The task → Within the material below, filter for lines that hold the word "JSON".
(Beginning of Exercise materials)
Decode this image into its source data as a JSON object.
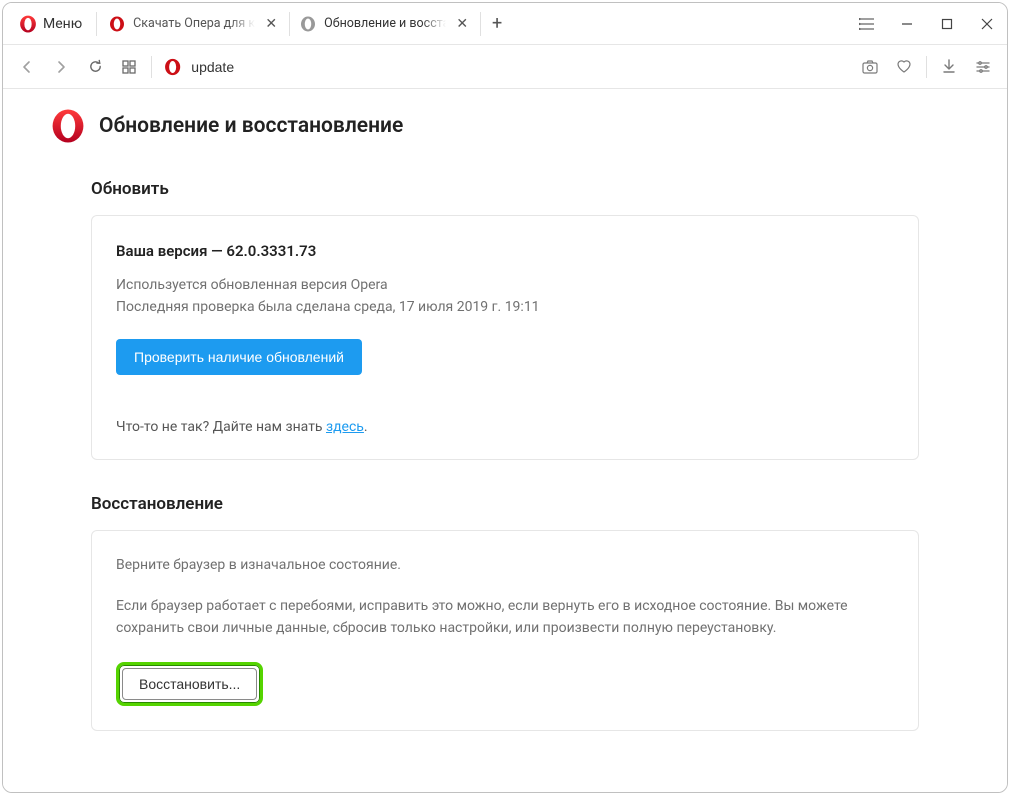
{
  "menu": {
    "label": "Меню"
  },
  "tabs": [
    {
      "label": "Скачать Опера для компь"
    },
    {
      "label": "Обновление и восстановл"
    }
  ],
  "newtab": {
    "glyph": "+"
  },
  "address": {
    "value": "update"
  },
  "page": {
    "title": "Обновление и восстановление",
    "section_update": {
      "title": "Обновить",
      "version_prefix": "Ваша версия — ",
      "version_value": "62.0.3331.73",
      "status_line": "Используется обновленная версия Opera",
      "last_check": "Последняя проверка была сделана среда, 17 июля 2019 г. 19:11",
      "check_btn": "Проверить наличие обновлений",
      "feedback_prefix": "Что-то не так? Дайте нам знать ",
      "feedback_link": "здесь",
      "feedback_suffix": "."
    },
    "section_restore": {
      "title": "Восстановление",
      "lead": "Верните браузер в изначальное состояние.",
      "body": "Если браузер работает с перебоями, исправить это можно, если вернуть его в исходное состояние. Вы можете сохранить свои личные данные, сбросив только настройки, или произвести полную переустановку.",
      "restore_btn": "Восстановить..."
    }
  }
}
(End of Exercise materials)
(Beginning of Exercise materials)
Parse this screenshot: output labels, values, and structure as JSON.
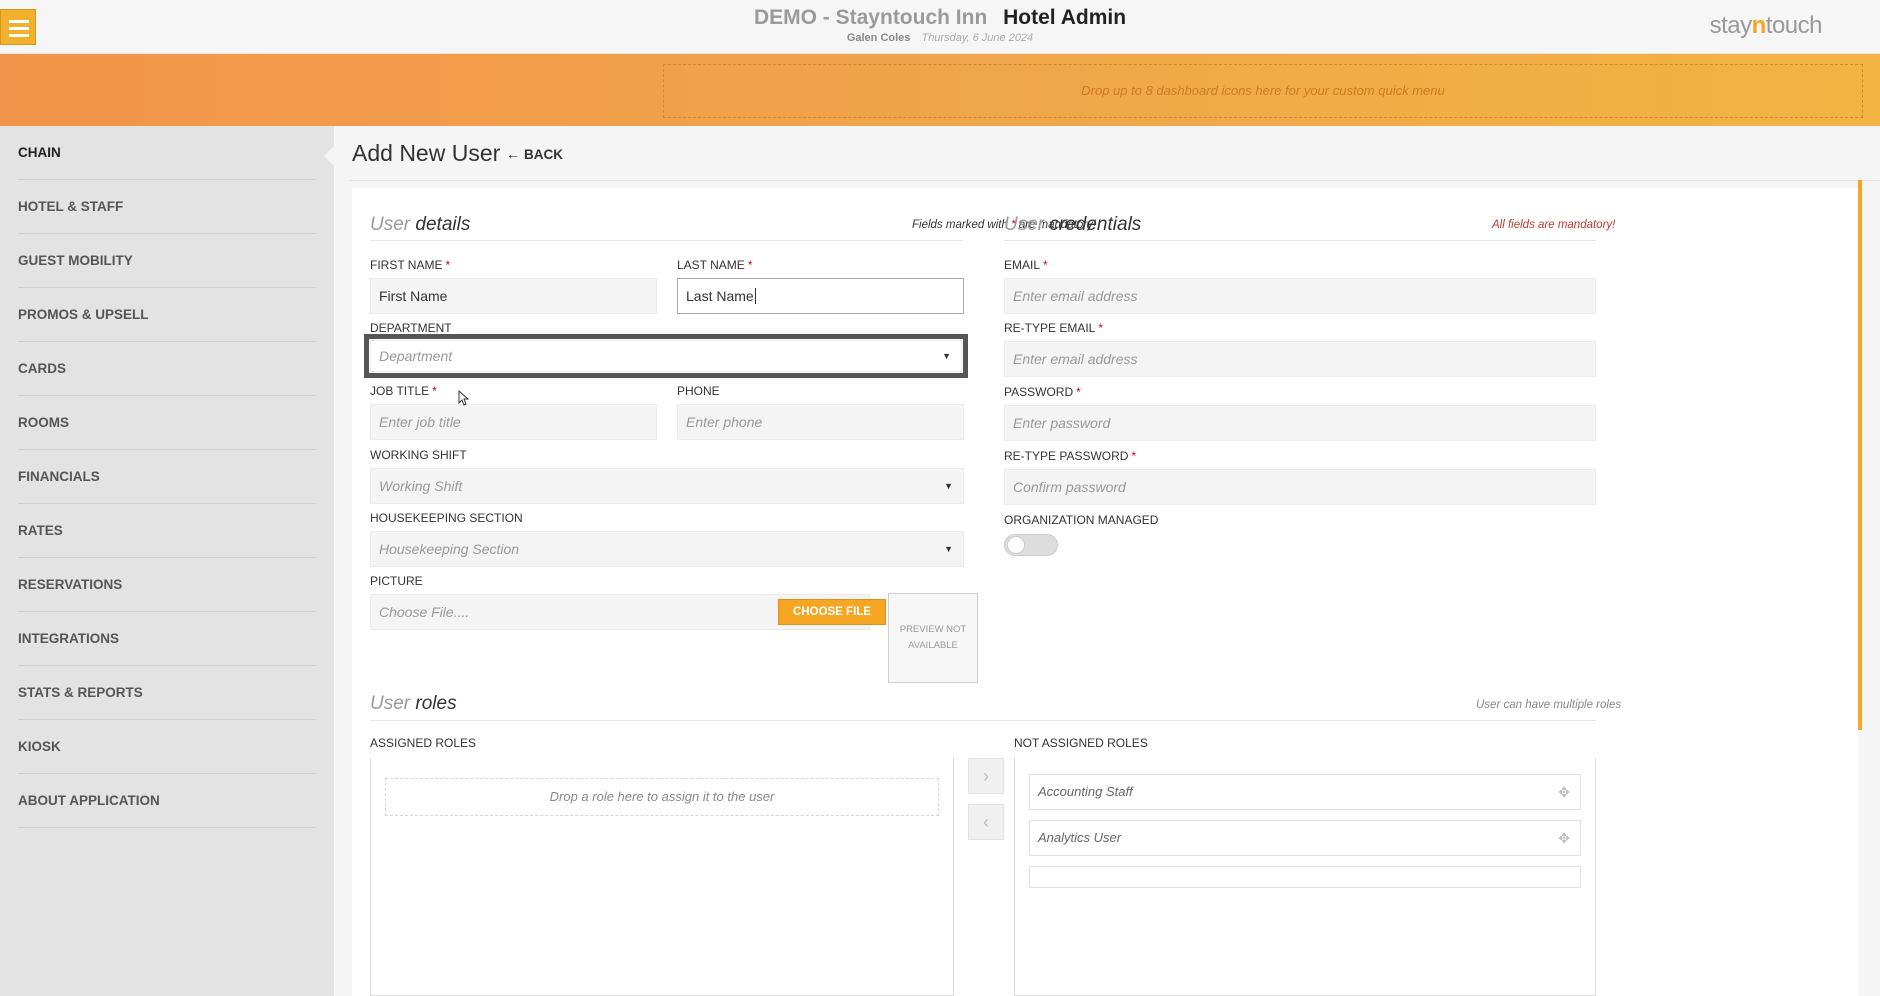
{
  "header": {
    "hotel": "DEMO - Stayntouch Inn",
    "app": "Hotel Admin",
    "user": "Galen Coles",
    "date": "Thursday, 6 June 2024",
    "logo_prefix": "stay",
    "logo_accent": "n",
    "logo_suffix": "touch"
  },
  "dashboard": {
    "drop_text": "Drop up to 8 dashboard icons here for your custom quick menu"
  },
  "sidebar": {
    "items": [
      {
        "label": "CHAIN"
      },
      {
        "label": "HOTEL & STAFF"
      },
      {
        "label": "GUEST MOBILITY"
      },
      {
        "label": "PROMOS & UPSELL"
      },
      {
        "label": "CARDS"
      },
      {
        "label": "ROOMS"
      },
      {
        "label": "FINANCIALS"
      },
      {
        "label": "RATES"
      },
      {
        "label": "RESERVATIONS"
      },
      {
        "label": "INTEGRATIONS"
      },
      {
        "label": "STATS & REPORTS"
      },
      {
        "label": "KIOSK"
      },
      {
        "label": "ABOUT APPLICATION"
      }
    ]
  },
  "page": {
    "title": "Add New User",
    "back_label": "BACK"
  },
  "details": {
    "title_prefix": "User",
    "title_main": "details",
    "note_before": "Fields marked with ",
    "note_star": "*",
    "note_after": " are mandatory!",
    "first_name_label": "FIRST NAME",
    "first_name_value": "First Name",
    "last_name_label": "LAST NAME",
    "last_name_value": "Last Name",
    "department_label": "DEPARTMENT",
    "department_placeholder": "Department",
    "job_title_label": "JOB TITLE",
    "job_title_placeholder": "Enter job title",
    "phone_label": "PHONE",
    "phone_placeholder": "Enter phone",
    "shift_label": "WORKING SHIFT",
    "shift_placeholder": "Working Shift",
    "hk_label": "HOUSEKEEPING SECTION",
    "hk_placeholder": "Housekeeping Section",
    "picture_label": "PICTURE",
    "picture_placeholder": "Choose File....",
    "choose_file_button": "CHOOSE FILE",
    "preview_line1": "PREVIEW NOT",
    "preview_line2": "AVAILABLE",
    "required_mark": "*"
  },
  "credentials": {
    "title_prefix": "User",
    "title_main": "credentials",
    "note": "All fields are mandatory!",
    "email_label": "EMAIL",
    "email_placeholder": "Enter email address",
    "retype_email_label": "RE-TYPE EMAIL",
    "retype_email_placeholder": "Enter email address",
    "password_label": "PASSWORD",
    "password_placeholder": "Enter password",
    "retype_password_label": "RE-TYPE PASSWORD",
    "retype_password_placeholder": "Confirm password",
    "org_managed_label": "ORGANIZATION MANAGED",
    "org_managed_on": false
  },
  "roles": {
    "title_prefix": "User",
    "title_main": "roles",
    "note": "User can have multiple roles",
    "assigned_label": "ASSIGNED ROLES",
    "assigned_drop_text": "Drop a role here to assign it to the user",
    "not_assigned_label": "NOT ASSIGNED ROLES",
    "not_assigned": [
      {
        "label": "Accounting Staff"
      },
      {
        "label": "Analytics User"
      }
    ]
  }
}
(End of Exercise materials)
Solution for this exercise →
Decode this image into its source data as a JSON object.
Parse this screenshot: output labels, values, and structure as JSON.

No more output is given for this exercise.